── Available records
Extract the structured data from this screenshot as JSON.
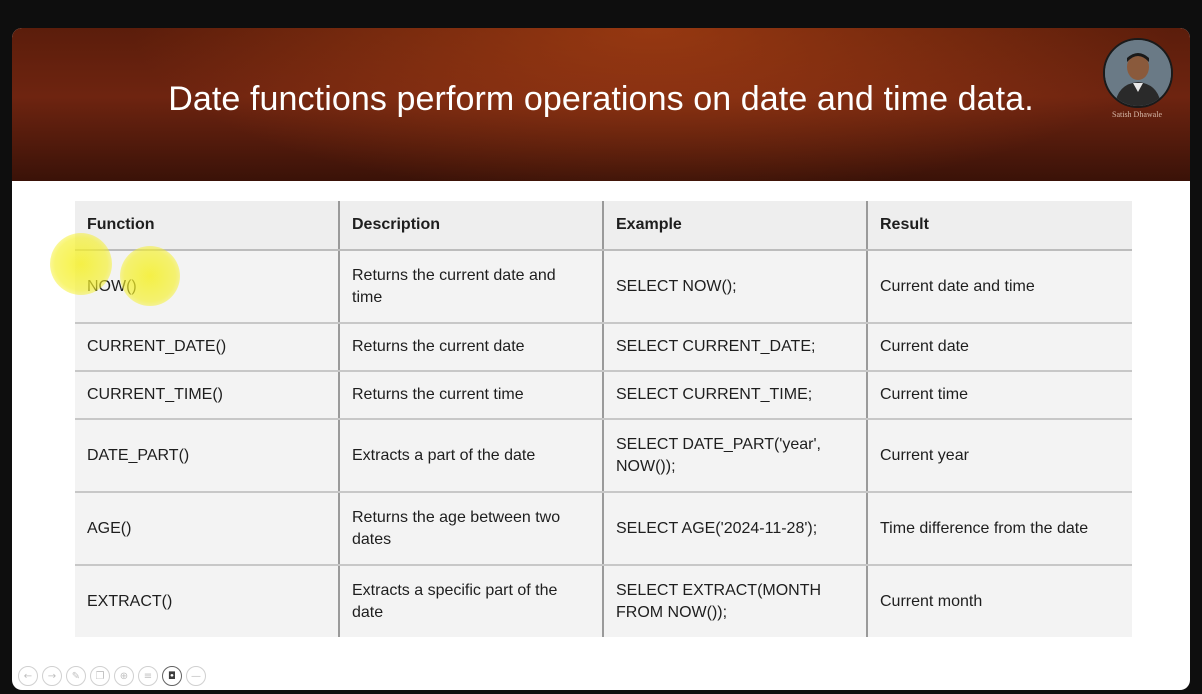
{
  "slide": {
    "title": "Date functions perform operations on date and time data.",
    "presenter_caption": "Satish Dhawale"
  },
  "table": {
    "headers": [
      "Function",
      "Description",
      "Example",
      "Result"
    ],
    "rows": [
      [
        "NOW()",
        "Returns the current date and time",
        "SELECT NOW();",
        "Current date and time"
      ],
      [
        "CURRENT_DATE()",
        "Returns the current date",
        "SELECT CURRENT_DATE;",
        "Current date"
      ],
      [
        "CURRENT_TIME()",
        "Returns the current time",
        "SELECT CURRENT_TIME;",
        "Current time"
      ],
      [
        "DATE_PART()",
        "Extracts a part of the date",
        "SELECT DATE_PART('year', NOW());",
        "Current year"
      ],
      [
        "AGE()",
        "Returns the age between two dates",
        "SELECT AGE('2024-11-28');",
        "Time difference from the date"
      ],
      [
        "EXTRACT()",
        "Extracts a specific part of the date",
        "SELECT EXTRACT(MONTH FROM NOW());",
        "Current month"
      ]
    ]
  },
  "toolbar": {
    "icons": [
      "previous-icon",
      "next-icon",
      "pen-icon",
      "copy-icon",
      "zoom-icon",
      "menu-icon",
      "camera-icon",
      "more-icon"
    ],
    "glyphs": [
      "←",
      "→",
      "✎",
      "❐",
      "⊕",
      "≡",
      "◘",
      "—"
    ]
  },
  "colors": {
    "header_dark": "#5b1d0b",
    "header_accent": "#c64e16",
    "highlighter": "#f5f028"
  }
}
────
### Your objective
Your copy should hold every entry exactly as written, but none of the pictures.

### Task solution
Extract the structured data from this screenshot as JSON.
{
  "slide": {
    "title": "Date functions perform operations on date and time data.",
    "presenter_caption": "Satish Dhawale"
  },
  "table": {
    "headers": [
      "Function",
      "Description",
      "Example",
      "Result"
    ],
    "rows": [
      [
        "NOW()",
        "Returns the current date and time",
        "SELECT NOW();",
        "Current date and time"
      ],
      [
        "CURRENT_DATE()",
        "Returns the current date",
        "SELECT CURRENT_DATE;",
        "Current date"
      ],
      [
        "CURRENT_TIME()",
        "Returns the current time",
        "SELECT CURRENT_TIME;",
        "Current time"
      ],
      [
        "DATE_PART()",
        "Extracts a part of the date",
        "SELECT DATE_PART('year', NOW());",
        "Current year"
      ],
      [
        "AGE()",
        "Returns the age between two dates",
        "SELECT AGE('2024-11-28');",
        "Time difference from the date"
      ],
      [
        "EXTRACT()",
        "Extracts a specific part of the date",
        "SELECT EXTRACT(MONTH FROM NOW());",
        "Current month"
      ]
    ]
  },
  "toolbar": {
    "icons": [
      "previous-icon",
      "next-icon",
      "pen-icon",
      "copy-icon",
      "zoom-icon",
      "menu-icon",
      "camera-icon",
      "more-icon"
    ],
    "glyphs": [
      "←",
      "→",
      "✎",
      "❐",
      "⊕",
      "≡",
      "◘",
      "—"
    ]
  },
  "colors": {
    "header_dark": "#5b1d0b",
    "header_accent": "#c64e16",
    "highlighter": "#f5f028"
  }
}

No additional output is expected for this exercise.